*Requirement:*
Within the records, tally the lines that contain "true" and reply with that number only.

[Task material]

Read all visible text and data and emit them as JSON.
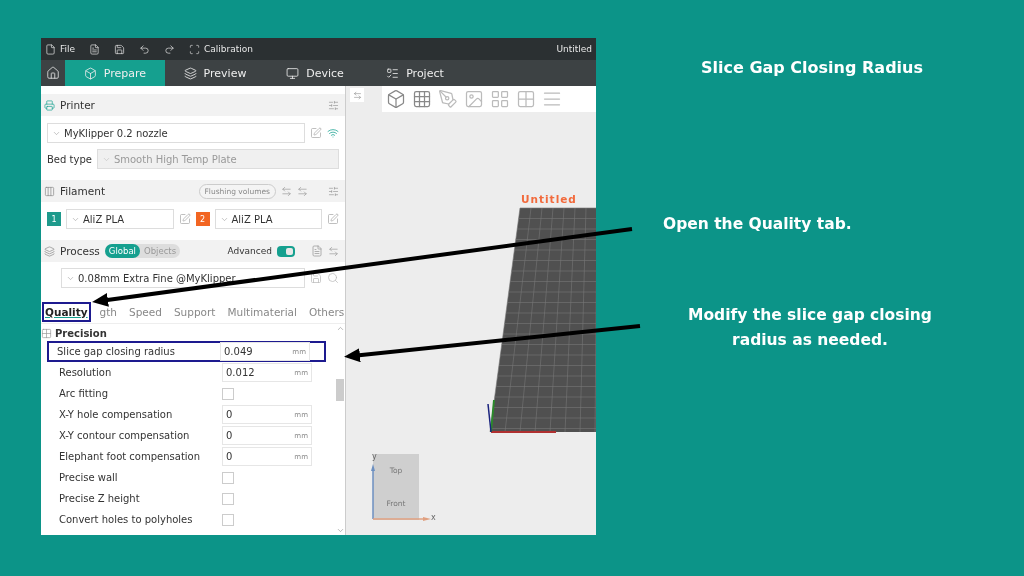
{
  "slide": {
    "title": "Slice Gap Closing Radius",
    "steps": [
      "Open the Quality tab.",
      "Modify the slice gap closing radius as needed."
    ]
  },
  "window": {
    "file_menu": "File",
    "calibration": "Calibration",
    "title": "Untitled"
  },
  "tabs": [
    {
      "label": "Prepare",
      "selected": true
    },
    {
      "label": "Preview",
      "selected": false
    },
    {
      "label": "Device",
      "selected": false
    },
    {
      "label": "Project",
      "selected": false
    }
  ],
  "printer": {
    "header": "Printer",
    "preset": "MyKlipper 0.2 nozzle",
    "bed_label": "Bed type",
    "bed_value": "Smooth High Temp Plate"
  },
  "filament": {
    "header": "Filament",
    "flushing": "Flushing volumes",
    "slots": [
      {
        "number": "1",
        "color": "#1e9a8c",
        "name": "AliZ PLA"
      },
      {
        "number": "2",
        "color": "#f26522",
        "name": "AliZ PLA"
      }
    ]
  },
  "process": {
    "header": "Process",
    "scopes": [
      {
        "label": "Global",
        "selected": true
      },
      {
        "label": "Objects",
        "selected": false
      }
    ],
    "advanced_label": "Advanced",
    "advanced_on": true,
    "preset": "0.08mm Extra Fine @MyKlipper"
  },
  "setting_tabs": [
    {
      "label": "Quality",
      "selected": true,
      "highlighted": true
    },
    {
      "label": "gth",
      "selected": false,
      "highlighted": false
    },
    {
      "label": "Speed",
      "selected": false,
      "highlighted": false
    },
    {
      "label": "Support",
      "selected": false,
      "highlighted": false
    },
    {
      "label": "Multimaterial",
      "selected": false,
      "highlighted": false
    },
    {
      "label": "Others",
      "selected": false,
      "highlighted": false
    }
  ],
  "group": "Precision",
  "settings": [
    {
      "kind": "number",
      "label": "Slice gap closing radius",
      "value": "0.049",
      "unit": "mm",
      "highlighted": true
    },
    {
      "kind": "number",
      "label": "Resolution",
      "value": "0.012",
      "unit": "mm",
      "highlighted": false
    },
    {
      "kind": "checkbox",
      "label": "Arc fitting",
      "checked": false,
      "highlighted": false
    },
    {
      "kind": "number",
      "label": "X-Y hole compensation",
      "value": "0",
      "unit": "mm",
      "highlighted": false
    },
    {
      "kind": "number",
      "label": "X-Y contour compensation",
      "value": "0",
      "unit": "mm",
      "highlighted": false
    },
    {
      "kind": "number",
      "label": "Elephant foot compensation",
      "value": "0",
      "unit": "mm",
      "highlighted": false
    },
    {
      "kind": "checkbox",
      "label": "Precise wall",
      "checked": false,
      "highlighted": false
    },
    {
      "kind": "checkbox",
      "label": "Precise Z height",
      "checked": false,
      "highlighted": false
    },
    {
      "kind": "checkbox",
      "label": "Convert holes to polyholes",
      "checked": false,
      "highlighted": false
    }
  ],
  "viewport": {
    "plate_label": "Untitled",
    "cube_top": "Top",
    "cube_front": "Front",
    "axis_x": "x",
    "axis_y": "y"
  }
}
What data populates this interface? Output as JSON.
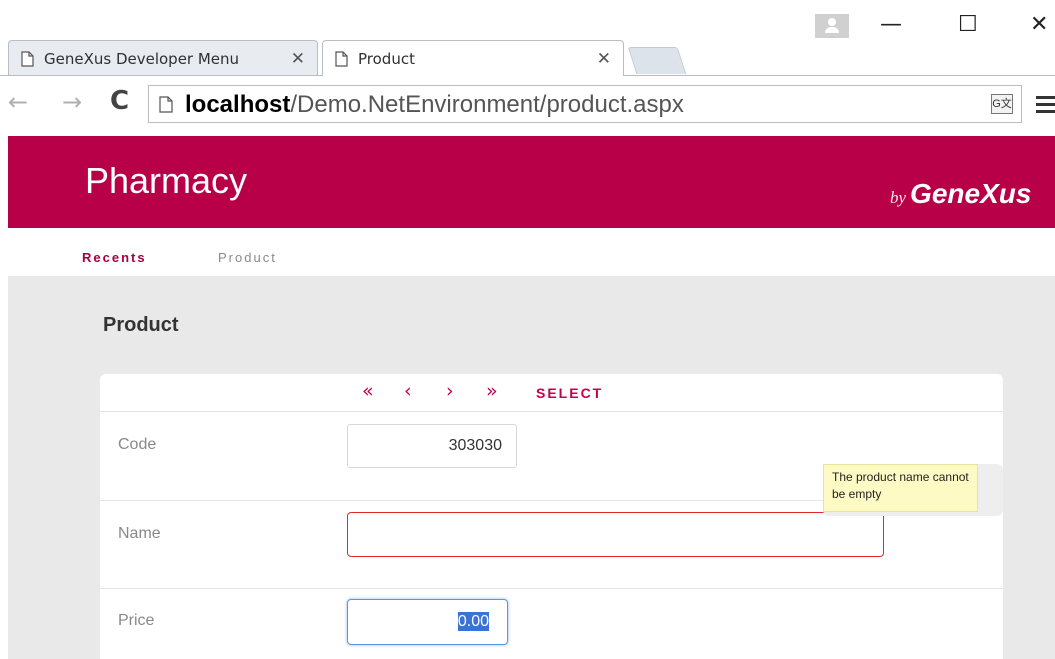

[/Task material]

*Response area:*
6